When We Have to Wait

James 1:17
Every generous act of giving, with every perfect gift, is from above, coming down from the Father of lights, with whom there is no variation or shadow due to change.

I’d like to say that I hate to waste time. I mean, I can sit in meetings and fume at how slow everything goes and what inane questions others ask. I can be just as impatient with Father God Who is — according to my way of thinking — working much too slowly and holding me back from my life’s ambitions.

The fact is, I hate to wait. But, if I am truly honest, it’s more that I want to control my time and my efforts. I want to lallygag and waste time when I want to

do it and I want to get moving and get things done on my own terms. What I’m beginning to realize is that God often gives us “down time” as a gift, as a time for us to turn from the busyness of our own lives (and our own agendas) to, instead, focus on Him (which is what we should have been doing in the first place) or to prepare us for the unseen times ahead. In fact, what I see as hindrances to my plans (and to what I think are His plans) may actually be His working in my life to refocus me on His priorities and His will, rather than my own.

I know that God works everything for my good according to His own will and His infinite resources (Romans 8:28). I also know that everything He gives to me is perfect according to His holy character. But in those times when I seem to be thwarted in my own designs, it’s difficult to give up my dreams and plans in order to understand that He is working His will in my life.

In a nutshell, it’s often hard to wait.

Over the past years, American society has seen enormous financial changes. People who were firmly on career tracks are unemployed.

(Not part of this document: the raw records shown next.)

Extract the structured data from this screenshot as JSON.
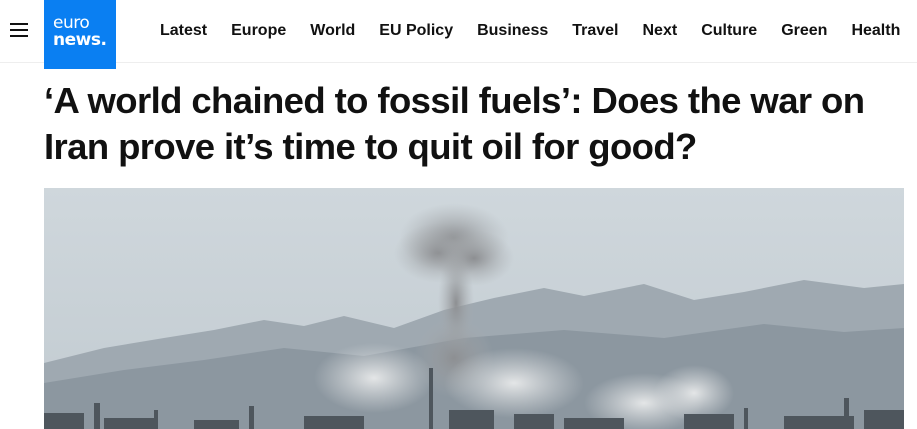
{
  "header": {
    "logo": {
      "line1": "euro",
      "line2": "news."
    },
    "menu_icon": "hamburger-icon",
    "nav": [
      "Latest",
      "Europe",
      "World",
      "EU Policy",
      "Business",
      "Travel",
      "Next",
      "Culture",
      "Green",
      "Health"
    ]
  },
  "article": {
    "headline": "‘A world chained to fossil fuels’: Does the war on Iran prove it’s time to quit oil for good?",
    "image": {
      "description_icon": "smoke-over-city-photo"
    }
  },
  "colors": {
    "brand_blue": "#0a7ff2",
    "text": "#111111"
  }
}
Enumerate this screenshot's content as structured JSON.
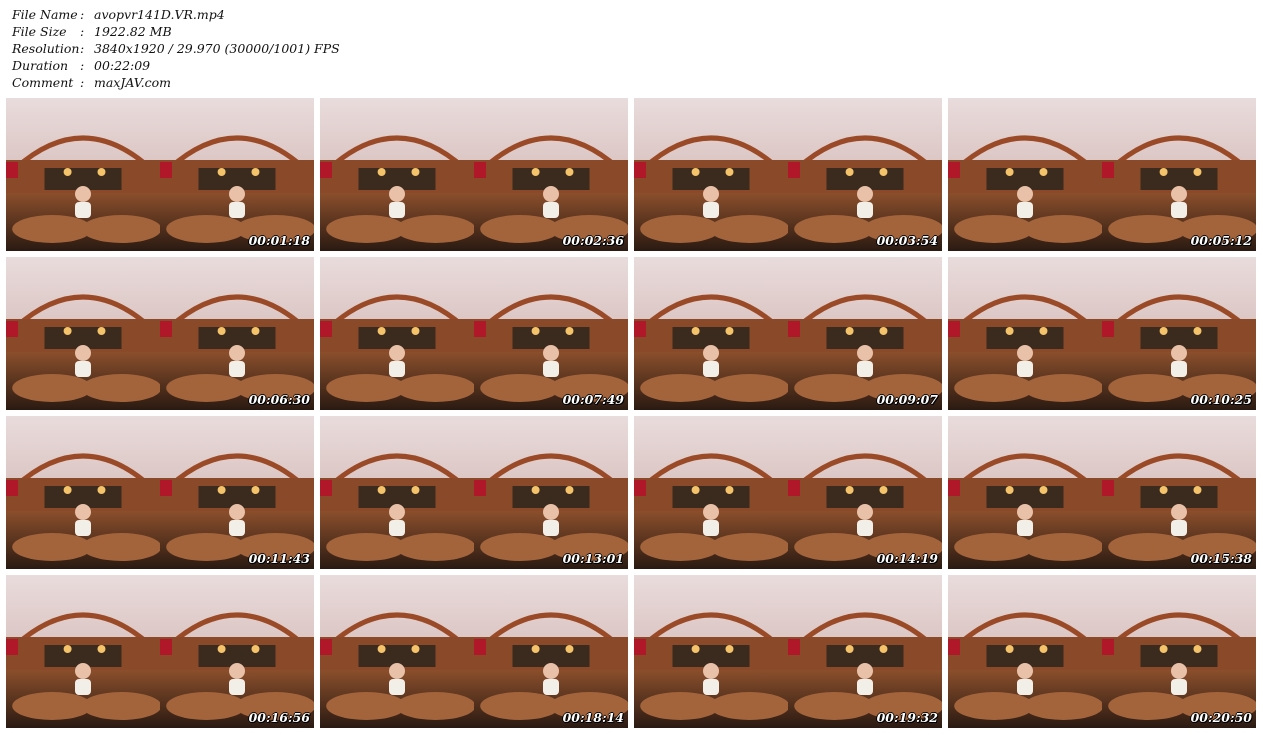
{
  "info": {
    "rows": [
      {
        "key": "File Name",
        "sep": ":",
        "value": "avopvr141D.VR.mp4"
      },
      {
        "key": "File Size",
        "sep": ":",
        "value": "1922.82 MB"
      },
      {
        "key": "Resolution",
        "sep": ":",
        "value": "3840x1920 / 29.970 (30000/1001) FPS"
      },
      {
        "key": "Duration",
        "sep": ":",
        "value": "00:22:09"
      },
      {
        "key": "Comment",
        "sep": ":",
        "value": "maxJAV.com"
      }
    ]
  },
  "thumbnails": [
    {
      "time": "00:01:18"
    },
    {
      "time": "00:02:36"
    },
    {
      "time": "00:03:54"
    },
    {
      "time": "00:05:12"
    },
    {
      "time": "00:06:30"
    },
    {
      "time": "00:07:49"
    },
    {
      "time": "00:09:07"
    },
    {
      "time": "00:10:25"
    },
    {
      "time": "00:11:43"
    },
    {
      "time": "00:13:01"
    },
    {
      "time": "00:14:19"
    },
    {
      "time": "00:15:38"
    },
    {
      "time": "00:16:56"
    },
    {
      "time": "00:18:14"
    },
    {
      "time": "00:19:32"
    },
    {
      "time": "00:20:50"
    }
  ],
  "colors": {
    "ceiling": "#e9dcdc",
    "wall": "#8a4a2a",
    "floor": "#6b3d22",
    "accent_red": "#b0182a",
    "light": "#f4c36a"
  }
}
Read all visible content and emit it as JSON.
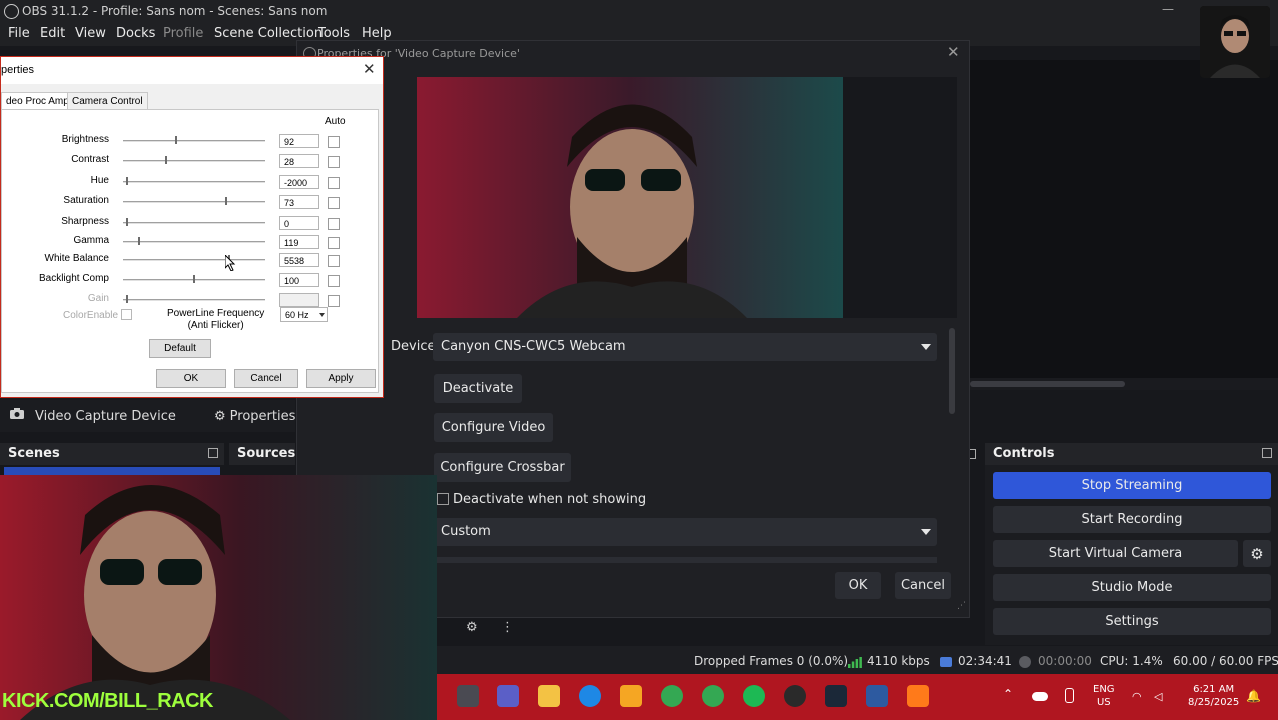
{
  "window": {
    "title": "OBS 31.1.2 - Profile: Sans nom - Scenes: Sans nom"
  },
  "menu": [
    {
      "label": "File",
      "disabled": false
    },
    {
      "label": "Edit",
      "disabled": false
    },
    {
      "label": "View",
      "disabled": false
    },
    {
      "label": "Docks",
      "disabled": false
    },
    {
      "label": "Profile",
      "disabled": true
    },
    {
      "label": "Scene Collection",
      "disabled": false
    },
    {
      "label": "Tools",
      "disabled": false
    },
    {
      "label": "Help",
      "disabled": false
    }
  ],
  "source_toolbar": {
    "source_name": "Video Capture Device",
    "properties_label": "Properties"
  },
  "docks": {
    "scenes": "Scenes",
    "sources": "Sources",
    "controls": "Controls"
  },
  "controls": {
    "stop_streaming": "Stop Streaming",
    "start_recording": "Start Recording",
    "start_virtual_camera": "Start Virtual Camera",
    "studio_mode": "Studio Mode",
    "settings": "Settings"
  },
  "status": {
    "dropped_frames": "Dropped Frames 0 (0.0%)",
    "bitrate": "4110 kbps",
    "stream_time": "02:34:41",
    "rec_time": "00:00:00",
    "cpu": "CPU: 1.4%",
    "fps": "60.00 / 60.00 FPS"
  },
  "vcd_dialog": {
    "title": "Properties for 'Video Capture Device'",
    "device_label": "Device",
    "device_value": "Canyon CNS-CWC5 Webcam",
    "deactivate": "Deactivate",
    "configure_video": "Configure Video",
    "configure_crossbar": "Configure Crossbar",
    "deactivate_when_not_showing": "Deactivate when not showing",
    "resolution_type": "Custom",
    "ok": "OK",
    "cancel": "Cancel"
  },
  "amp_dialog": {
    "title": "perties",
    "tab_video_proc_amp": "deo Proc Amp",
    "tab_camera_control": "Camera Control",
    "auto_header": "Auto",
    "rows": [
      {
        "label": "Brightness",
        "value": "92",
        "level": 0.37,
        "disabled": false
      },
      {
        "label": "Contrast",
        "value": "28",
        "level": 0.3,
        "disabled": false
      },
      {
        "label": "Hue",
        "value": "-2000",
        "level": 0.02,
        "disabled": false
      },
      {
        "label": "Saturation",
        "value": "73",
        "level": 0.73,
        "disabled": false
      },
      {
        "label": "Sharpness",
        "value": "0",
        "level": 0.02,
        "disabled": false
      },
      {
        "label": "Gamma",
        "value": "119",
        "level": 0.11,
        "disabled": false
      },
      {
        "label": "White Balance",
        "value": "5538",
        "level": 0.75,
        "disabled": false
      },
      {
        "label": "Backlight Comp",
        "value": "100",
        "level": 0.5,
        "disabled": false
      },
      {
        "label": "Gain",
        "value": "",
        "level": 0.02,
        "disabled": true
      }
    ],
    "color_enable": "ColorEnable",
    "powerline_label_1": "PowerLine Frequency",
    "powerline_label_2": "(Anti Flicker)",
    "powerline_value": "60 Hz",
    "default": "Default",
    "ok": "OK",
    "cancel": "Cancel",
    "apply": "Apply"
  },
  "overlay": {
    "kick_text": "KICK.COM/BILL_RACK"
  },
  "taskbar": {
    "lang_1": "ENG",
    "lang_2": "US",
    "time": "6:21 AM",
    "date": "8/25/2025"
  },
  "colors": {
    "accent": "#2f57d9",
    "taskbar": "#b01620",
    "dialog_border": "#c42b1c",
    "overlay_text": "#9eff3d"
  }
}
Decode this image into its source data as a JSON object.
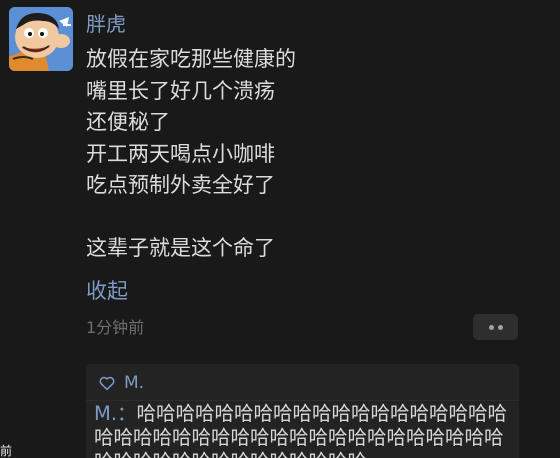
{
  "post": {
    "username": "胖虎",
    "lines": [
      "放假在家吃那些健康的",
      "嘴里长了好几个溃疡",
      "还便秘了",
      "开工两天喝点小咖啡",
      "吃点预制外卖全好了",
      "",
      "这辈子就是这个命了"
    ],
    "collapse_label": "收起",
    "timestamp": "1分钟前"
  },
  "interactions": {
    "likes": [
      "M."
    ],
    "comments": [
      {
        "author": "M.",
        "separator": "：",
        "text": "哈哈哈哈哈哈哈哈哈哈哈哈哈哈哈哈哈哈哈哈哈哈哈哈哈哈哈哈哈哈哈哈哈哈哈哈哈哈哈哈哈哈哈哈哈哈哈哈哈哈哈哈哈哈"
      }
    ]
  },
  "edge_text": "前",
  "colors": {
    "background": "#191919",
    "name_link": "#7e9ac4",
    "body_text": "#dcdcdc",
    "muted": "#6e6e6e",
    "panel": "#232323"
  }
}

Many who were happily settled in their homes are now renting elsewhere. Retirement plans are adrift. There are those who are wondering if God forgot us? Or if this some kind of punishment for social sins? And yet, what if it is neither? What if this seeming upheaval is simply His perfect gift of time and refocus so that we can again look to Him instead of ourselves for our riches?

A. W. Tozer wrote: “Earthly riches cannot procure human happiness.” And while all of us would heartily agree, likely many of our errant thoughts run to the idea of somehow getting “just enough” money to live worry-free. A better job. Winning the lottery. Receiving an inheritance. Watching the stock market soar. When, in fact, happiness cannot — cannot — be tied to happiness because happiness only come with shalom — peace with God. And money cannot buy that.

Unfortunately, so much of our contemporary doctrine focuses upon having a “perfect” life here and now: good health, prosperity, the American dream (our own home and a chicken in the pot on Sunday afternoon). And we can become so centered on asking God for these things that we forget our entire purpose in life: to go into the world and preach the gospel. Our job isn’t to provide for us; that’s God’s job. OurJob is to tell others of His marvelous grace, mercy, and love. Our job is to warn others of their future while God takes care of our present. The fact is, every encounter that we have in life should have only one purpose: to look for that opportunity to share the gospel. We often pray in church for God to bring in those who would come to hear the message. We’ve got it all backwards. We need to go out and share, invite, love, and witness. If we do that, God will very perfectly take care to give us every gift that we need for everything else.